Problem details >> Could you return all of the entries below exactly, minus the pictures?

(Beginning of Supplied data)

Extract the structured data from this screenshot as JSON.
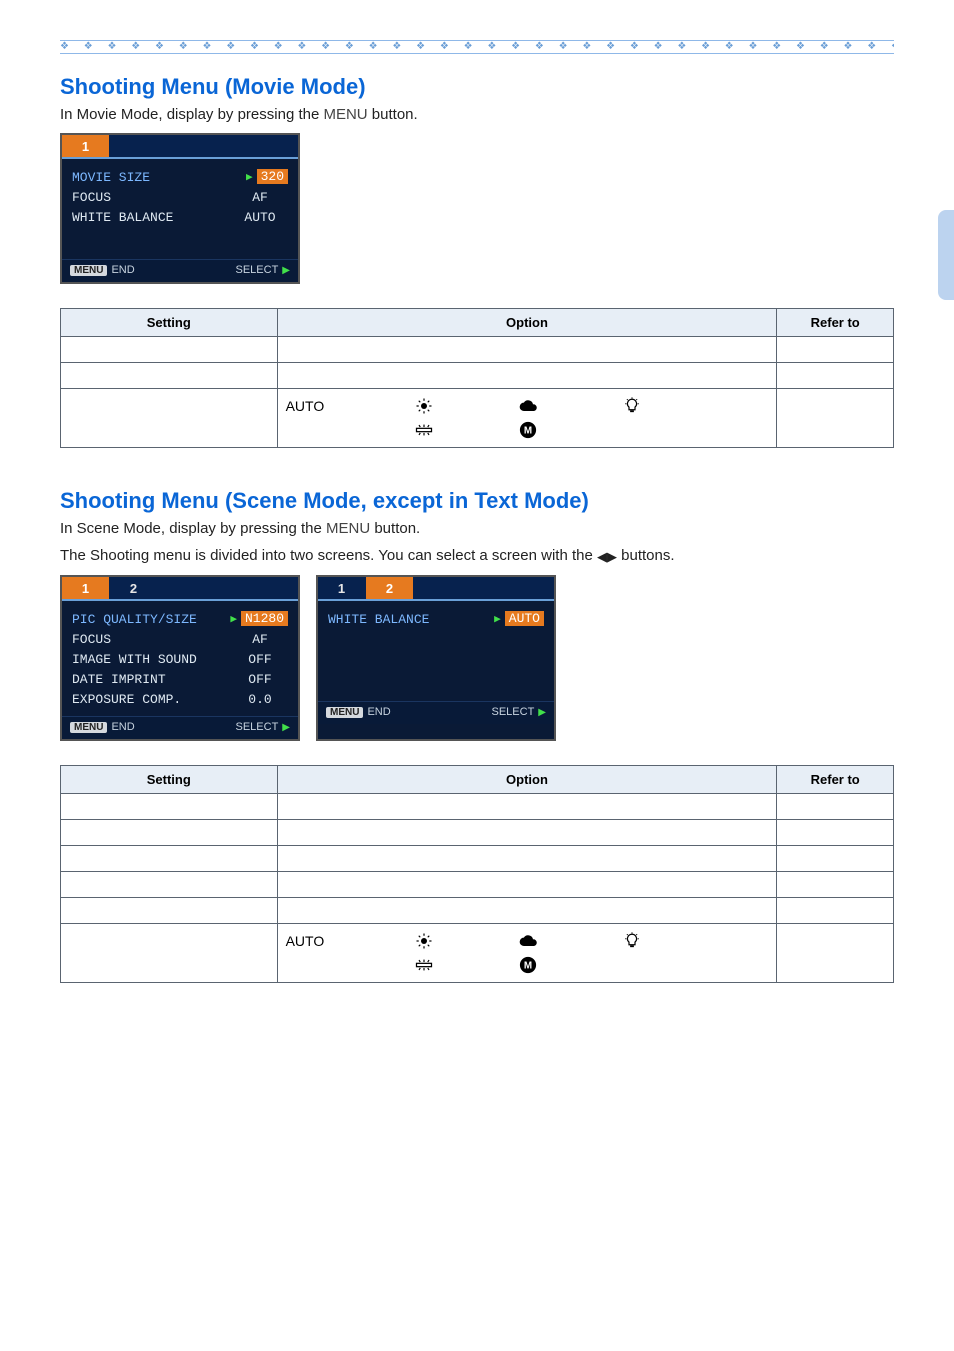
{
  "decor_row": "❖ ❖ ❖ ❖ ❖ ❖ ❖ ❖ ❖ ❖ ❖ ❖ ❖ ❖ ❖ ❖ ❖ ❖ ❖ ❖ ❖ ❖ ❖ ❖ ❖ ❖ ❖ ❖ ❖ ❖ ❖ ❖ ❖ ❖ ❖ ❖ ❖ ❖ ❖ ❖ ❖ ❖ ❖ ❖ ❖ ❖ ❖ ❖ ❖ ❖ ❖ ❖ ❖ ❖ ❖",
  "section1": {
    "heading": "Shooting Menu (Movie Mode)",
    "intro_pre": "In Movie Mode, display by pressing the ",
    "intro_btn": "MENU",
    "intro_post": " button."
  },
  "screen_movie": {
    "tab1": "1",
    "rows": [
      {
        "label": "MOVIE SIZE",
        "value": "320",
        "selected": true
      },
      {
        "label": "FOCUS",
        "value": "AF",
        "selected": false
      },
      {
        "label": "WHITE BALANCE",
        "value": "AUTO",
        "selected": false
      }
    ],
    "footer_menu": "MENU",
    "footer_end": "END",
    "footer_select": "SELECT"
  },
  "table_headers": {
    "setting": "Setting",
    "option": "Option",
    "refer": "Refer to"
  },
  "wb": {
    "auto": "AUTO"
  },
  "section2": {
    "heading": "Shooting Menu (Scene Mode, except in Text Mode)",
    "intro_pre": "In Scene Mode, display by pressing the ",
    "intro_btn": "MENU",
    "intro_post": " button.",
    "body2_pre": "The Shooting menu is divided into two screens. You can select a screen with the ",
    "body2_post": " buttons."
  },
  "screen_scene1": {
    "tab1": "1",
    "tab2": "2",
    "rows": [
      {
        "label": "PIC QUALITY/SIZE",
        "value": "N1280",
        "selected": true
      },
      {
        "label": "FOCUS",
        "value": "AF",
        "selected": false
      },
      {
        "label": "IMAGE WITH SOUND",
        "value": "OFF",
        "selected": false
      },
      {
        "label": "DATE IMPRINT",
        "value": "OFF",
        "selected": false
      },
      {
        "label": "EXPOSURE COMP.",
        "value": "0.0",
        "selected": false
      }
    ],
    "footer_menu": "MENU",
    "footer_end": "END",
    "footer_select": "SELECT"
  },
  "screen_scene2": {
    "tab1": "1",
    "tab2": "2",
    "rows": [
      {
        "label": "WHITE BALANCE",
        "value": "AUTO",
        "selected": true
      }
    ],
    "footer_menu": "MENU",
    "footer_end": "END",
    "footer_select": "SELECT"
  }
}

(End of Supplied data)

Output of the exercise >>
Extract the structured data from this screenshot as JSON.
{
  "decor_row": "❖ ❖ ❖ ❖ ❖ ❖ ❖ ❖ ❖ ❖ ❖ ❖ ❖ ❖ ❖ ❖ ❖ ❖ ❖ ❖ ❖ ❖ ❖ ❖ ❖ ❖ ❖ ❖ ❖ ❖ ❖ ❖ ❖ ❖ ❖ ❖ ❖ ❖ ❖ ❖ ❖ ❖ ❖ ❖ ❖ ❖ ❖ ❖ ❖ ❖ ❖ ❖ ❖ ❖ ❖",
  "section1": {
    "heading": "Shooting Menu (Movie Mode)",
    "intro_pre": "In Movie Mode, display by pressing the ",
    "intro_btn": "MENU",
    "intro_post": " button."
  },
  "screen_movie": {
    "tab1": "1",
    "rows": [
      {
        "label": "MOVIE SIZE",
        "value": "320",
        "selected": true
      },
      {
        "label": "FOCUS",
        "value": "AF",
        "selected": false
      },
      {
        "label": "WHITE BALANCE",
        "value": "AUTO",
        "selected": false
      }
    ],
    "footer_menu": "MENU",
    "footer_end": "END",
    "footer_select": "SELECT"
  },
  "table_headers": {
    "setting": "Setting",
    "option": "Option",
    "refer": "Refer to"
  },
  "wb": {
    "auto": "AUTO"
  },
  "section2": {
    "heading": "Shooting Menu (Scene Mode, except in Text Mode)",
    "intro_pre": "In Scene Mode, display by pressing the ",
    "intro_btn": "MENU",
    "intro_post": " button.",
    "body2_pre": "The Shooting menu is divided into two screens. You can select a screen with the ",
    "body2_post": " buttons."
  },
  "screen_scene1": {
    "tab1": "1",
    "tab2": "2",
    "rows": [
      {
        "label": "PIC QUALITY/SIZE",
        "value": "N1280",
        "selected": true
      },
      {
        "label": "FOCUS",
        "value": "AF",
        "selected": false
      },
      {
        "label": "IMAGE WITH SOUND",
        "value": "OFF",
        "selected": false
      },
      {
        "label": "DATE IMPRINT",
        "value": "OFF",
        "selected": false
      },
      {
        "label": "EXPOSURE COMP.",
        "value": "0.0",
        "selected": false
      }
    ],
    "footer_menu": "MENU",
    "footer_end": "END",
    "footer_select": "SELECT"
  },
  "screen_scene2": {
    "tab1": "1",
    "tab2": "2",
    "rows": [
      {
        "label": "WHITE BALANCE",
        "value": "AUTO",
        "selected": true
      }
    ],
    "footer_menu": "MENU",
    "footer_end": "END",
    "footer_select": "SELECT"
  }
}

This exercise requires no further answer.